4. The combination with a pair of furnaces and a conveyor, said furnaces and conveyor being arranged substantially in parallel relation and spaced apart equally, of charging apparatus for said furnaces comprising a track mounted laterally of said furnaces, a carriage movably mounted on said track, horizontal track bars supported by said carriage, said track bars having substantially the same spacing as said furnaces and con veyor, longitudinally movable charge car rying forks mounted on said tract: bars, ing means for moving said forks into and out of said furnaces, driving means for "'ais ing and lowering said track bars relati veiy to said carriage whereby said forks are raised and lowered, driving means for moving said carriage on said track substantially at right means for selectively controlling said driving means.
5. The combination with a pair of furnaces and a conveyor, said furnaces and conveyor being arranged substantially in parallel relation and spaced apart equal distances, of charging apparatus for said furnaces comprising a track mounted substantially at right angles to the longitudinal axes of said furnaces, a carriage movably mounted on said track, horizontal track bars supported by said carriage arranged in parallel and separated a distance equal to the distance between said furnaces, longitudinally movable forks mounted on said track bars, driving means for moving said forks into and out of said furnaces, driving means for vertically raising and lowering said track bars relative to said carriage and driving means for moving said carriage on said track and means for selectively controlling said driving means.

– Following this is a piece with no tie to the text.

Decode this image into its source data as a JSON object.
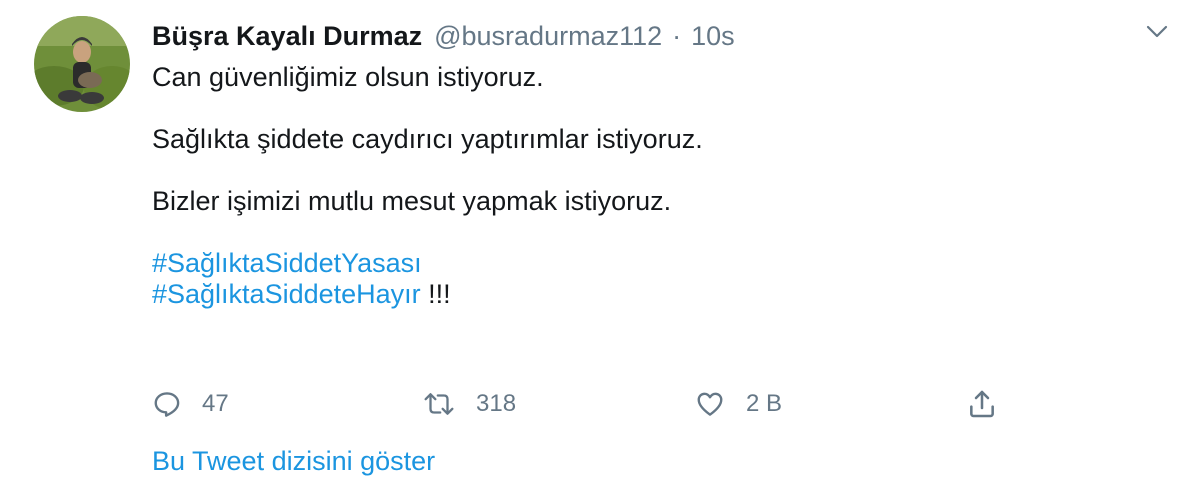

6. In apparatus for carrying out successive heat treating operations, the combination of a pair of furnaces and a support constituting treating devices, said devices being equally spaced, one of said furnaces being provided with a rearward charging opening, conveyor means for charging said furnaces through said opening, a carriage movable back and forth in front of said treating devices, and a pair of charging devices mounted on said carriage, said charging devices having the same spacing as said treating devices so that said carriage is movable to bring one of said charging devices into successive cooperating relat on with said furnaces while at the same time the other charging device is moved into 8 successive cooperating relation with oneof said furnaces and said support,drivin means for said carriage and said charging evices, and means for controlling said driving means.
In witness whereof, I have hereunto set 10 my hand this 5th dag of June, 1928.
J AME L. McFABLAND.
CERTIFICATE or CORRECTION. Patent N 1, s4s,s9s.- Granted March a, 19 32; 10
JAMES L. McFARLAND.-
- ltfi s hereby certified that error anpears. in the printed specification of the.
above; numbered patent requiring correction as follows: Page'4, line 43; strike out the comma after the word "raising" and insert the word and and line 44,
strike out the 'word "and" and insert a comma; and that the. said Letters Patent shonld'be read with these corrections therein that the same may conform to the record of the case in the Patent Office.
Signed andsealed this l 7th day of May, A. D. 1932.
M. Moore (sen) ActingComniissioner of Patenta